Unfortunately, the lineup instability continues. A couple of years ago, the hitherto-all-instrumental band took on a singer, only to lose him a short while later. Guitarist Christian Powell assumed vocal duties on a handful of songs (Ring, Cicada remains mostly instrumental), but soon after recording Good Morning, the drummer, Keith Abert (Eric's brother), quit to pursue a postcollegiate career. "I'm really happy with our new drummer, Aaron Zeveski," Eric says. "He's great, but I sometimes feel like it should be the way it was on the recording. We were all pumped up; we knew [Keith] was quitting, but we thought that doing the recording might change his mind."
It didn't, but that's no reflection on the CD, which perfectly captures Ring, Cicada's dense yet spectral post-punk riffage. From the spacey dirge "I Can Hear You Breathing" to the proggish miniepic "Esoterrorism" (a portmanteau of "esoteric" and "terrorism"), the interlocking Telecasters ring and retch, pule and pummel, buzz and thrum. Powell and second guitarist Dave Goodman weave melodies that are pretty without being insipid, and the rhythm section's ability to master post-rock's obligatory tempo changes is equally impressive. One of the guys in Shiner (R.I.P.) once said that Ring, Cicada had the best live guitar sound he'd ever heard, and Albini did an excellent job capturing it.

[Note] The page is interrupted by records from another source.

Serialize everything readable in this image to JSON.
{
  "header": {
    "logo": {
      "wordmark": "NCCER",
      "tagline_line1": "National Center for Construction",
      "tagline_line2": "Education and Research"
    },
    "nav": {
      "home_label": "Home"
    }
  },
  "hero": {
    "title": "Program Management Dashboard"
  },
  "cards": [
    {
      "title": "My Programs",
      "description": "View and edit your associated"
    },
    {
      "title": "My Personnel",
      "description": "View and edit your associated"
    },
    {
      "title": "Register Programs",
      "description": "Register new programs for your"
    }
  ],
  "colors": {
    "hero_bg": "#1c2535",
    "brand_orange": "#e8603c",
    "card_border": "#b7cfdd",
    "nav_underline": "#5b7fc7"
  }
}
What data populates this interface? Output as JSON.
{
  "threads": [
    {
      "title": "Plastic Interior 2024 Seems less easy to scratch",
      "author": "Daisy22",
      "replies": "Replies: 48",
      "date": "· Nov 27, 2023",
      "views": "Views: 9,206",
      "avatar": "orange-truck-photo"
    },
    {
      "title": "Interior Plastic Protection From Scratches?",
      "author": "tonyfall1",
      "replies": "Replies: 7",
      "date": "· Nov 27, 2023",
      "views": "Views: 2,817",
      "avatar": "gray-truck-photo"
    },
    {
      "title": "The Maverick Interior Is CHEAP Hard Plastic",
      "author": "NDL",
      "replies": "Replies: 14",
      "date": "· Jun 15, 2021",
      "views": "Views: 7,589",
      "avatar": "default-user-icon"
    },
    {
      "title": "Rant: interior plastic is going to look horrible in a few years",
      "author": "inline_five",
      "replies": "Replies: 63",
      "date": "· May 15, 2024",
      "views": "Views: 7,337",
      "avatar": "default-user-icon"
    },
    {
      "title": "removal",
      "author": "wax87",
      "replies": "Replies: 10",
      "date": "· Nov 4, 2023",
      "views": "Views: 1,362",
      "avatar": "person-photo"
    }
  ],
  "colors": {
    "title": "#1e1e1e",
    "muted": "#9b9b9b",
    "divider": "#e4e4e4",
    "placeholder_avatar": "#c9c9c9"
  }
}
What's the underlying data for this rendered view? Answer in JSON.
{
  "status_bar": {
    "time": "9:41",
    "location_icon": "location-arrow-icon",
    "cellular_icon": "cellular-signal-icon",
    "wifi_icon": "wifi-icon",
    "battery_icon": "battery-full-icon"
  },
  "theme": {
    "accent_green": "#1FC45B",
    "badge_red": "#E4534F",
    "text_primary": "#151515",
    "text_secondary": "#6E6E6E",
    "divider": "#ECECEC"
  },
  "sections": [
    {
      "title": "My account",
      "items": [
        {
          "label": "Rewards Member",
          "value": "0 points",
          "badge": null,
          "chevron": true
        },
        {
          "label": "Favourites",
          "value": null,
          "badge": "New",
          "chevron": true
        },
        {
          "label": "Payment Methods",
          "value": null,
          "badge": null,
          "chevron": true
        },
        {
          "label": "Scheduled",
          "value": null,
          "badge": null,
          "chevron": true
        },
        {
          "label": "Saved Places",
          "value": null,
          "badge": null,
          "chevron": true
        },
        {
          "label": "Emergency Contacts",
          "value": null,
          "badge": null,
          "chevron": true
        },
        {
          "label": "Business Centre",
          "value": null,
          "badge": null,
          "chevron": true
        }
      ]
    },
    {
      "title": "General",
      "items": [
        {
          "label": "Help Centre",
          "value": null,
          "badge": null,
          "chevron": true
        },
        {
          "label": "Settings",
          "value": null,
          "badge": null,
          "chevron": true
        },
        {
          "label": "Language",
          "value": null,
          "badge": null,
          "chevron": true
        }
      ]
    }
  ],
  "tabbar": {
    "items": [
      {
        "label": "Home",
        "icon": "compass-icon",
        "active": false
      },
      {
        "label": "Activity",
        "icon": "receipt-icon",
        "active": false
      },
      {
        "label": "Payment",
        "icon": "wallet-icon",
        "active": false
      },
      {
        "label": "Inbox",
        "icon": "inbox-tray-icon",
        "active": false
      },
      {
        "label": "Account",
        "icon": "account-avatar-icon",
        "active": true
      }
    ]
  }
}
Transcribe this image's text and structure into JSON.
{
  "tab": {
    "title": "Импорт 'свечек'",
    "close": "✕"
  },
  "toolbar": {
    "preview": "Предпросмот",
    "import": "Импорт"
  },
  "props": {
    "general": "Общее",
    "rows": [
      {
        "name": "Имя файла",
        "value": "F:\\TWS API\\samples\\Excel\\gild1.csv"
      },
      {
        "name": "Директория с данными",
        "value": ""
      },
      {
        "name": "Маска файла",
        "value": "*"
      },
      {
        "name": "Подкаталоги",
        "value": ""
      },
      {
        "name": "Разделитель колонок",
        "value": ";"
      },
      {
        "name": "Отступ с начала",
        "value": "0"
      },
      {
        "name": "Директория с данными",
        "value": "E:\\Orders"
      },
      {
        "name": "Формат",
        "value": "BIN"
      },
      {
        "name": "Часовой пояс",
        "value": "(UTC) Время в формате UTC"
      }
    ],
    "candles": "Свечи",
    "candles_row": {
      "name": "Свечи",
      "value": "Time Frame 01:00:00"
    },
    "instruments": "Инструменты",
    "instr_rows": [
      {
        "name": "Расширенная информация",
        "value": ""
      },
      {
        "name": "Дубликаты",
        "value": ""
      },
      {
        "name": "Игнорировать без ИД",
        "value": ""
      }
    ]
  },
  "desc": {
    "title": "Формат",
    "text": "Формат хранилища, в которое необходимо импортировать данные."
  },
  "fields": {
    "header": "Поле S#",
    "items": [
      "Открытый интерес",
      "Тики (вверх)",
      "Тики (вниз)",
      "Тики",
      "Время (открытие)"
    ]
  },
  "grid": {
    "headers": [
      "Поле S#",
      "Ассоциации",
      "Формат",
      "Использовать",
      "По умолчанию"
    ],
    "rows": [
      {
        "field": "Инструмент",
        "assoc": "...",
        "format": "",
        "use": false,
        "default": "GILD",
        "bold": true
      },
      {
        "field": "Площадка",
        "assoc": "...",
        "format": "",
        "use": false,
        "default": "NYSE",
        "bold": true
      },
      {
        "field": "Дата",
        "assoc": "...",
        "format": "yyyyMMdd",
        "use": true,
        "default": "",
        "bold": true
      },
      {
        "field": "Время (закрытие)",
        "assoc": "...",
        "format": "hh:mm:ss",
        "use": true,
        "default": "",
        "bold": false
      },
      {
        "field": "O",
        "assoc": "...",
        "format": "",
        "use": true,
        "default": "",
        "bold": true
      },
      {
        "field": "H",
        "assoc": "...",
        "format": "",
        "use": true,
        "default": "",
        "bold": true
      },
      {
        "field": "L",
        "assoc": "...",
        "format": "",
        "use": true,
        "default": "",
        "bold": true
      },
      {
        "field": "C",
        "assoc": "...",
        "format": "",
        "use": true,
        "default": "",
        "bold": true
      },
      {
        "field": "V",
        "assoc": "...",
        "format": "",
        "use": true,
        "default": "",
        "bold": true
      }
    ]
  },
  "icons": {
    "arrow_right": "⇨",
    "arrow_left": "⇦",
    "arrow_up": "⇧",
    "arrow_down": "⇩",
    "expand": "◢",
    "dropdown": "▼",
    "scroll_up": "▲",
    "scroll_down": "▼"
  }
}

Working with the seminal engineer/musician/provocateur turned out to be a pleasant experience, as well as a fruitful one. "We were so freaked out about it going up [to Chicago]," Abert admits. "I mean, he's Steve Albini! Everyone we knew who worked with him, I'd ask 'em what he was like, and they'd say, 'He's just a guy, man, like, really cool.' We got there, and right off the bat he's cracking a little joke -- not about us or anything -- and we were, like, man, this guy is awesome. We just busted it out. The first day we did seven songs, and then the next day we finished up and did a few overdubs, repaired things, and then mixed the next day. We went back in December to finish up a few things and add some vocals. The guy just knows what he's doing, man."
Although the CD release date's a few months away, you can still get your Ring, Cicada fix this Saturday, when the band holds court at Radio Cherokee (3227 Cherokee) with Parts & Labor and Skarekrauradio.
Also on Saturday, retro garage darlings the Gentleman Callers party like it's 1965 at Frederick's Music Lounge. The band celebrates the release of its first seven-inch EP, a winning slice of queasy Farfisa and strangled-whiteboy soul stylings. If you dig the Troggs, the Kingsmen, the Sonics and the entire Nuggets boxed set, you'll love this record -- and the EP's unspeakably cool packaging will appeal to all you vinyl fetishists out there.